Bottom Line: Using a centrifugal forced-aggregation strategy in combination with a novel centrifugal-extraction approach as a foundation, we demonstrated that hESC input composition and inductive environment could be manipulated to form large numbers of well-defined aggregates exhibiting multi-lineage differentiation and substantially improved self-organization from single-cell suspensions.Aggregates generated in this manner exhibited aspects of peri-implantation tissue-level morphogenesis.These results should advance fundamental studies into early human developmental processes, enable high-throughput screening strategies to identify conditions that specify hESC-derived cells and tissues, and accelerate the pre-clinical evaluation of hESC-derived cells.

View Article: PubMed Central - PubMed

Affiliation: Institute of Biomaterials and Biomedical Engineering, University of Toronto, Toronto, Ontario, Canada.

ABSTRACT

Background: Human embryonic stem cells (hESC) should enable novel insights into early human development and provide a renewable source of cells for regenerative medicine. However, because the three-dimensional hESC aggregates [embryoid bodies (hEB)] typically employed to reveal hESC developmental potential are heterogeneous and exhibit disorganized differentiation, progress in hESC technology development has been hindered.

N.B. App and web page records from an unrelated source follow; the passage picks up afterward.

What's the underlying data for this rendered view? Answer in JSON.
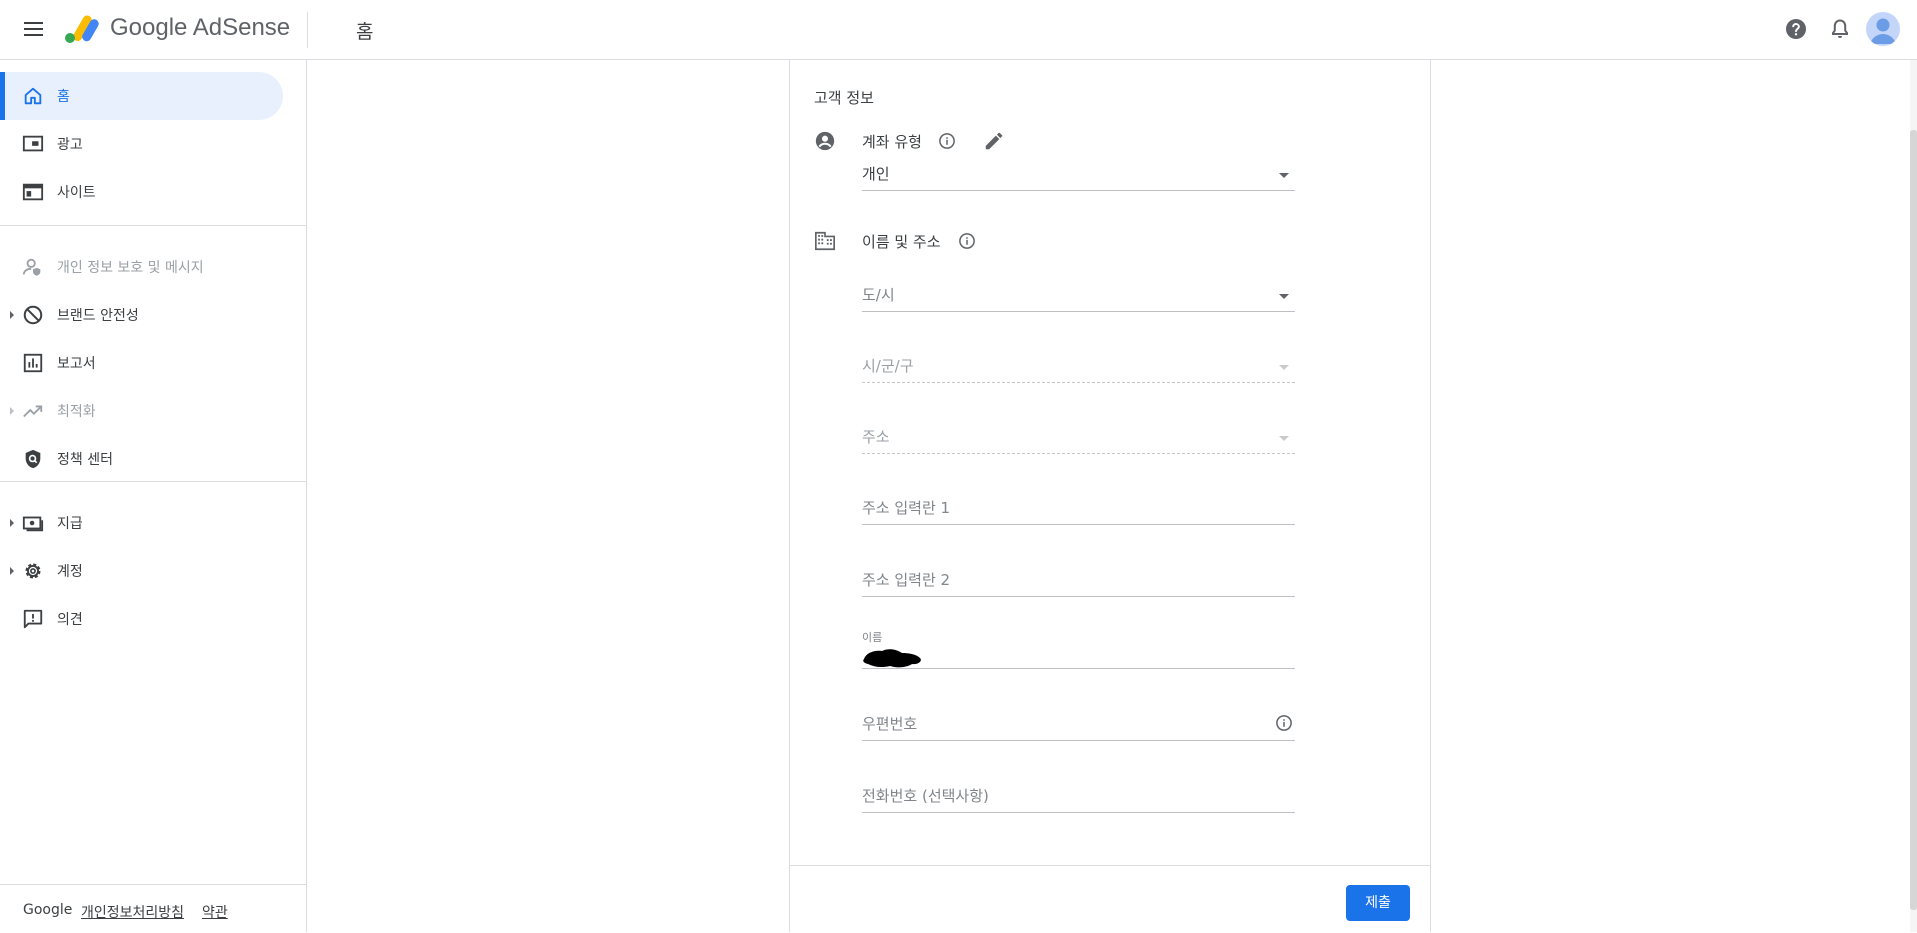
{
  "header": {
    "app_name": "Google AdSense",
    "page_title": "홈",
    "icons": [
      "menu-icon",
      "adsense-logo-icon",
      "help-icon",
      "notifications-icon",
      "avatar"
    ]
  },
  "sidebar": {
    "items": [
      {
        "label": "홈",
        "icon": "home-icon",
        "active": true
      },
      {
        "label": "광고",
        "icon": "ads-icon"
      },
      {
        "label": "사이트",
        "icon": "sites-icon"
      },
      {
        "label": "개인 정보 보호 및 메시지",
        "icon": "privacy-icon",
        "disabled": true
      },
      {
        "label": "브랜드 안전성",
        "icon": "block-icon",
        "expandable": true
      },
      {
        "label": "보고서",
        "icon": "reports-icon"
      },
      {
        "label": "최적화",
        "icon": "trending-icon",
        "disabled": true,
        "expandable": true
      },
      {
        "label": "정책 센터",
        "icon": "policy-icon"
      },
      {
        "label": "지급",
        "icon": "payments-icon",
        "expandable": true
      },
      {
        "label": "계정",
        "icon": "gear-icon",
        "expandable": true
      },
      {
        "label": "의견",
        "icon": "feedback-icon"
      }
    ],
    "footer": {
      "brand": "Google",
      "privacy_link": "개인정보처리방침",
      "terms_link": "약관"
    }
  },
  "form": {
    "title": "고객 정보",
    "account_type": {
      "label": "계좌 유형",
      "value": "개인"
    },
    "name_address": {
      "label": "이름 및 주소",
      "fields": {
        "province": "도/시",
        "city": "시/군/구",
        "address": "주소",
        "address_line1": "주소 입력란 1",
        "address_line2": "주소 입력란 2",
        "name_label": "이름",
        "postal_code": "우편번호",
        "phone": "전화번호 (선택사항)"
      }
    },
    "submit_label": "제출"
  },
  "colors": {
    "accent": "#1a73e8",
    "active_bg": "#e8f0fe",
    "divider": "#dadce0",
    "text": "#3c4043",
    "muted": "#80868b"
  }
}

Methodology/principal findings: Using a centrifugal forced-aggregation strategy in combination with a novel centrifugal-extraction approach as a foundation, we demonstrated that hESC input composition and inductive environment could be manipulated to form large numbers of well-defined aggregates exhibiting multi-lineage differentiation and substantially improved self-organization from single-cell suspensions. These aggregates exhibited coordinated bi-domain structures including contiguous regions of extraembryonic endoderm- and epiblast-like tissue. A silicon wafer-based microfabrication technology was used to generate surfaces that permit the production of hundreds to thousands of hEB per cm(2).

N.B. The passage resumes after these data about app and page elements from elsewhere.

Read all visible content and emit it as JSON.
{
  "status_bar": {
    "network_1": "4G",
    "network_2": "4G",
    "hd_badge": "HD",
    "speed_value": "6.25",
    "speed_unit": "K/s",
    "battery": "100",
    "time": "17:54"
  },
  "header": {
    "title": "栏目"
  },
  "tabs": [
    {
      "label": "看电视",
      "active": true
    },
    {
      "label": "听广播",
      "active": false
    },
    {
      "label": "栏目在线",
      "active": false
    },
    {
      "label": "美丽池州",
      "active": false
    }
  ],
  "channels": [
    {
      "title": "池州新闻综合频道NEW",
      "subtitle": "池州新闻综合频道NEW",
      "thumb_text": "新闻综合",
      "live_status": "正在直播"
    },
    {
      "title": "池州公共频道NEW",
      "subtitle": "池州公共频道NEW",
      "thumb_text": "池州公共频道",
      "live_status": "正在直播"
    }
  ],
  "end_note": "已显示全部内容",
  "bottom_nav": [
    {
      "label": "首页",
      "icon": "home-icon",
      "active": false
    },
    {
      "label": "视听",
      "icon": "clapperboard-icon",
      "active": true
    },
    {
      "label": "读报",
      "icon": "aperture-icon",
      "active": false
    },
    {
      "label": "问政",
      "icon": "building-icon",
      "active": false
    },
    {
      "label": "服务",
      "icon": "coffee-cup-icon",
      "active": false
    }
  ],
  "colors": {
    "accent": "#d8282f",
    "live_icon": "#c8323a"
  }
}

Conclusions/significance: The mechanisms of early human embryogenesis are poorly understood. We report an ultra high throughput (UHTP) approach for generating spatially and temporally synchronised hEB. Aggregates generated in this manner exhibited aspects of peri-implantation tissue-level morphogenesis. These results should advance fundamental studies into early human developmental processes, enable high-throughput screening strategies to identify conditions that specify hESC-derived cells and tissues, and accelerate the pre-clinical evaluation of hESC-derived cells.

Show MeSH